• Work to be completed:
Down to the last word, output the records below, skipping any images.

(Page and application data records)
= = =
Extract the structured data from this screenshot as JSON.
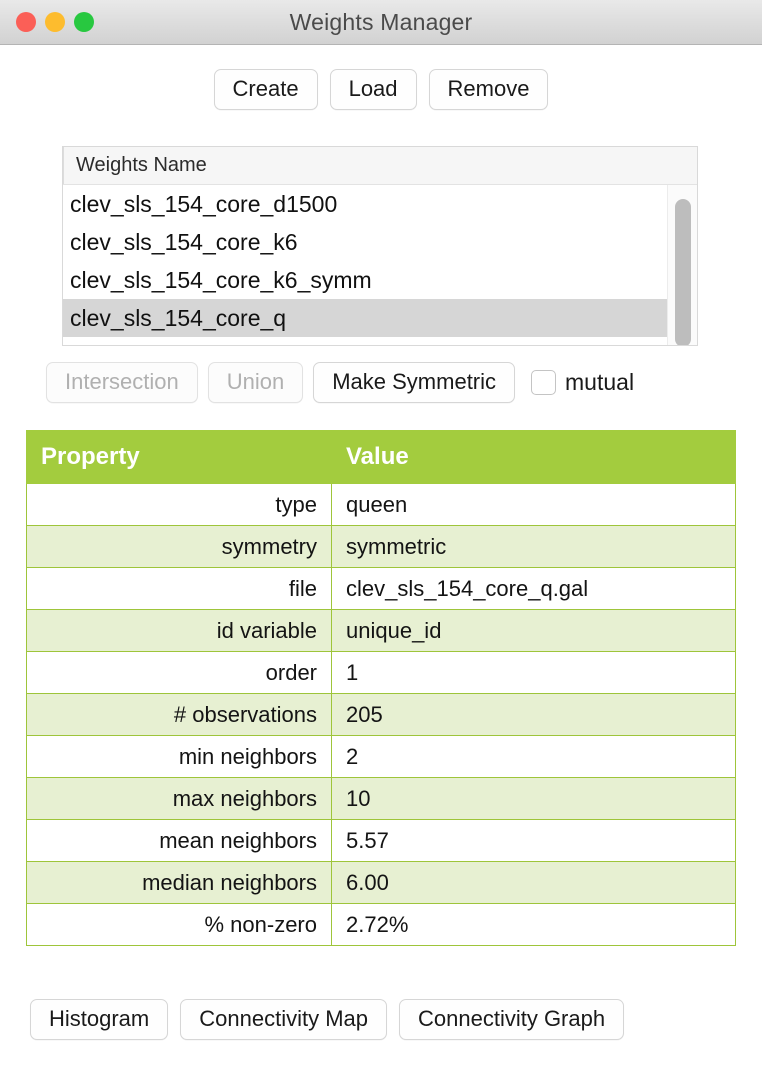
{
  "window": {
    "title": "Weights Manager",
    "controls": [
      {
        "name": "close",
        "color": "#fb5f57"
      },
      {
        "name": "minimize",
        "color": "#fdbc2e"
      },
      {
        "name": "maximize",
        "color": "#28c840"
      }
    ]
  },
  "toolbar": {
    "create_label": "Create",
    "load_label": "Load",
    "remove_label": "Remove"
  },
  "weights_list": {
    "column_header": "Weights Name",
    "items": [
      {
        "name": "clev_sls_154_core_d1500",
        "selected": false
      },
      {
        "name": "clev_sls_154_core_k6",
        "selected": false
      },
      {
        "name": "clev_sls_154_core_k6_symm",
        "selected": false
      },
      {
        "name": "clev_sls_154_core_q",
        "selected": true
      }
    ],
    "selected_item": "clev_sls_154_core_q"
  },
  "ops": {
    "intersection_label": "Intersection",
    "intersection_enabled": false,
    "union_label": "Union",
    "union_enabled": false,
    "make_symmetric_label": "Make Symmetric",
    "make_symmetric_enabled": true,
    "mutual_label": "mutual",
    "mutual_checked": false
  },
  "properties": {
    "headers": [
      "Property",
      "Value"
    ],
    "header_color": "#a3cc3e",
    "alt_row_color": "#e7f0d2",
    "rows": [
      {
        "property": "type",
        "value": "queen"
      },
      {
        "property": "symmetry",
        "value": "symmetric"
      },
      {
        "property": "file",
        "value": "clev_sls_154_core_q.gal"
      },
      {
        "property": "id variable",
        "value": "unique_id"
      },
      {
        "property": "order",
        "value": "1"
      },
      {
        "property": "# observations",
        "value": "205"
      },
      {
        "property": "min neighbors",
        "value": "2"
      },
      {
        "property": "max neighbors",
        "value": "10"
      },
      {
        "property": "mean neighbors",
        "value": "5.57"
      },
      {
        "property": "median neighbors",
        "value": "6.00"
      },
      {
        "property": "% non-zero",
        "value": "2.72%"
      }
    ]
  },
  "bottom": {
    "histogram_label": "Histogram",
    "connectivity_map_label": "Connectivity Map",
    "connectivity_graph_label": "Connectivity Graph"
  }
}
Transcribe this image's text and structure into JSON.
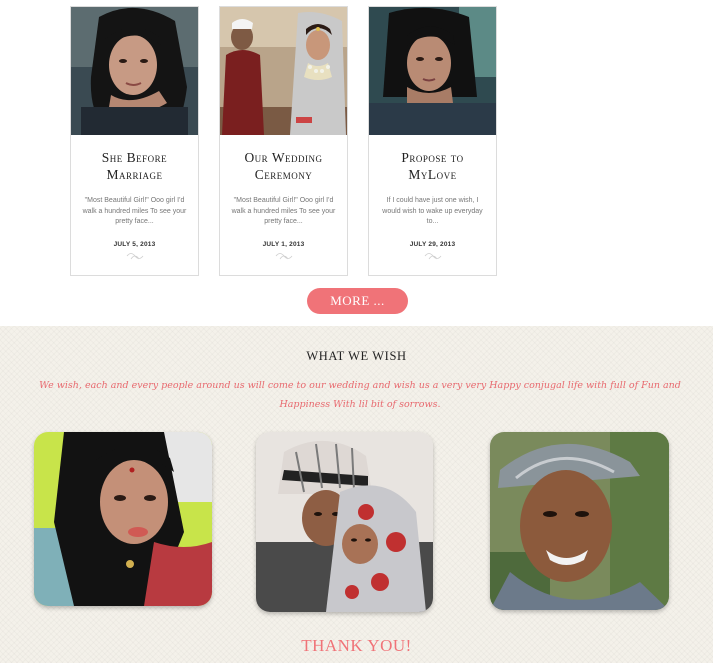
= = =
• Response area:
Extract the structured data from this screenshot as JSON.
{
  "window": {
    "title": "Weights Manager",
    "controls": [
      {
        "name": "close",
        "color": "#fb5f57"
      },
      {
        "name": "minimize",
        "color": "#fdbc2e"
      },
      {
        "name": "maximize",
        "color": "#28c840"
      }
    ]
  },
  "toolbar": {
    "create_label": "Create",
    "load_label": "Load",
    "remove_label": "Remove"
  },
  "weights_list": {
    "column_header": "Weights Name",
    "items": [
      {
        "name": "clev_sls_154_core_d1500",
        "selected": false
      },
      {
        "name": "clev_sls_154_core_k6",
        "selected": false
      },
      {
        "name": "clev_sls_154_core_k6_symm",
        "selected": false
      },
      {
        "name": "clev_sls_154_core_q",
        "selected": true
      }
    ],
    "selected_item": "clev_sls_154_core_q"
  },
  "ops": {
    "intersection_label": "Intersection",
    "intersection_enabled": false,
    "union_label": "Union",
    "union_enabled": false,
    "make_symmetric_label": "Make Symmetric",
    "make_symmetric_enabled": true,
    "mutual_label": "mutual",
    "mutual_checked": false
  },
  "properties": {
    "headers": [
      "Property",
      "Value"
    ],
    "header_color": "#a3cc3e",
    "alt_row_color": "#e7f0d2",
    "rows": [
      {
        "property": "type",
        "value": "queen"
      },
      {
        "property": "symmetry",
        "value": "symmetric"
      },
      {
        "property": "file",
        "value": "clev_sls_154_core_q.gal"
      },
      {
        "property": "id variable",
        "value": "unique_id"
      },
      {
        "property": "order",
        "value": "1"
      },
      {
        "property": "# observations",
        "value": "205"
      },
      {
        "property": "min neighbors",
        "value": "2"
      },
      {
        "property": "max neighbors",
        "value": "10"
      },
      {
        "property": "mean neighbors",
        "value": "5.57"
      },
      {
        "property": "median neighbors",
        "value": "6.00"
      },
      {
        "property": "% non-zero",
        "value": "2.72%"
      }
    ]
  },
  "bottom": {
    "histogram_label": "Histogram",
    "connectivity_map_label": "Connectivity Map",
    "connectivity_graph_label": "Connectivity Graph"
  }
}
Transcribe this image's text and structure into JSON.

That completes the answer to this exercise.